It means that in the financial year to September the UK government borrowed £81.7bn, the ONS said, less than the £101.5bn forecast for the period by the OBR, the independent fiscal watchdog. 

The lower-than-expected figure is unlikely to change the overall tone from Hunt in next month’s Autumn Statement, which he has warned will involve “difficult decisions” to cut the deficit and no fiscal giveaways.  

But it will raise hopes on the right of the Conservative party that Hunt will be able to make room for tax reductions by spring, when he unveils his next full Budget. Julian Jessop of the Institute for Economic Affairs, a rightwing think-tank, said the data left room for “some well-targeted tax cuts”.
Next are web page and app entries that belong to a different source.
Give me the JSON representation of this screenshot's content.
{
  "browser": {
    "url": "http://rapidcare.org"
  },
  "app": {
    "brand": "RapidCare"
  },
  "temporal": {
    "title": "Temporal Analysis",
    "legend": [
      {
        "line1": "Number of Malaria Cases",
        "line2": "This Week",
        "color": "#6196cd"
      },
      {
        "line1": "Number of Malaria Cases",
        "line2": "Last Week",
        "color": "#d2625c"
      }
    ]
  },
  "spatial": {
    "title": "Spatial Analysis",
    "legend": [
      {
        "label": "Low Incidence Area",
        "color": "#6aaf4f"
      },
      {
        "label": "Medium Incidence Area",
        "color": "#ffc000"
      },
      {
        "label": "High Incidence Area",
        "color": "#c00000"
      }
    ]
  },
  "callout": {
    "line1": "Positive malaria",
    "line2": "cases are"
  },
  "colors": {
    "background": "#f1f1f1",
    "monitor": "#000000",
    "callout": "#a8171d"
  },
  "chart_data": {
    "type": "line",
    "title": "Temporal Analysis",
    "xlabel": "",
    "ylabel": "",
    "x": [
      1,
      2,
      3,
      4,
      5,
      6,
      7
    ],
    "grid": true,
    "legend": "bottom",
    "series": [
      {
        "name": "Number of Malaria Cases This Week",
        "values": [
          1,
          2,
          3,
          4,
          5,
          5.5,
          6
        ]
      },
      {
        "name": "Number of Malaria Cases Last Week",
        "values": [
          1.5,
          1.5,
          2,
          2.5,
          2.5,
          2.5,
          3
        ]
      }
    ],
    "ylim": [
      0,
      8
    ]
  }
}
Political pressure on Prime Minister Rishi Sunak’s leadership increased overnight after Labour seized two previously solid Conservative seats in England in closely watched by-elections. Sir Keir Starmer’s opposition party overturned Tory majorities of nearly 25,000 in Mid Bedfordshire and almost 20,000 in Tamworth. 

In a sign of the impact of the cost of living crisis, separate ONS data released on Friday showed retail sales dropped more than expected in September, with the sharpest falls in clothing and household goods.

The data on public sector borrowing from the ONS showed the government was boosted by strong tax receipts of £77.3bn in the financial year to September, £1.9bn more than the OBR predicted in March.

The government’s deficit was further reduced by lower spending on interest following a monthly drop in the Retail Prices Index, cutting payments on inflation-linked gilts. 

The interest payable on government debt fell to £0.7bn in the month, £4.1bn below the OBR’s March forecast, largely as a result of a 0.6 per cent decrease in the RPI between June and July.

The numbers left the national debt hovering at about 97.8 per cent of gross domestic product, 2.1 percentage points higher than in September 2022.

Interest payments on public debt are trending higher around the world, leaving the UK under pressure to show it is getting to grips with its fragile public finances. 

UK government debt interest is set to stay at or above 3 per cent of GDP over the medium term, £26bn a year higher than previous levels, the Institute for Fiscal Studies said this month. At the IMF annual meetings in Marrakech this month, Hunt warned the UK faced a worse financial outlook than in the spring as rising interest rates lead to a “repricing” of long-term debt.

Responding to Friday’s borrowing figures, Hunt said: “We spent twice as much on debt interest last year as we did the previous year. This is clearly not sustainable; we need to get debt falling and reduce public sector waste so that those delivering public services can get back to what they do best; teaching our children, keeping us safe and treating us when we’re sick.”

Separate ONS data showed the quantity of goods bought in Great Britain dropped 0.9 per cent in September compared with the previous month — much larger than the 0.2 per cent contraction forecast by economists in a Reuters poll.

Line chart of Great Britain, 2019=100 showing British retail sales fell 0.9 per cent in September

Sales volumes in non-food stores fell 1.9 per cent, with retailers blaming the decline on cost of living pressures and the unseasonably warm weather, which hit sales of autumn clothing.

Online sales also dropped 2.2 per cent, while food sales were marginally up.

The volume of retail sales was down 1 per cent compared with the same month last year despite shoppers spending 4.7 per cent more, reflecting the impact of high inflation on households’ finances.

According to a separate closely watched survey published on Friday, UK consumer confidence registered its biggest month-on-month drop in more than three years in October, reversing rises in August and September.

Source link

Related Articles

Leave a Reply

Your email address will not be published. Required fields are marked *

Back to top button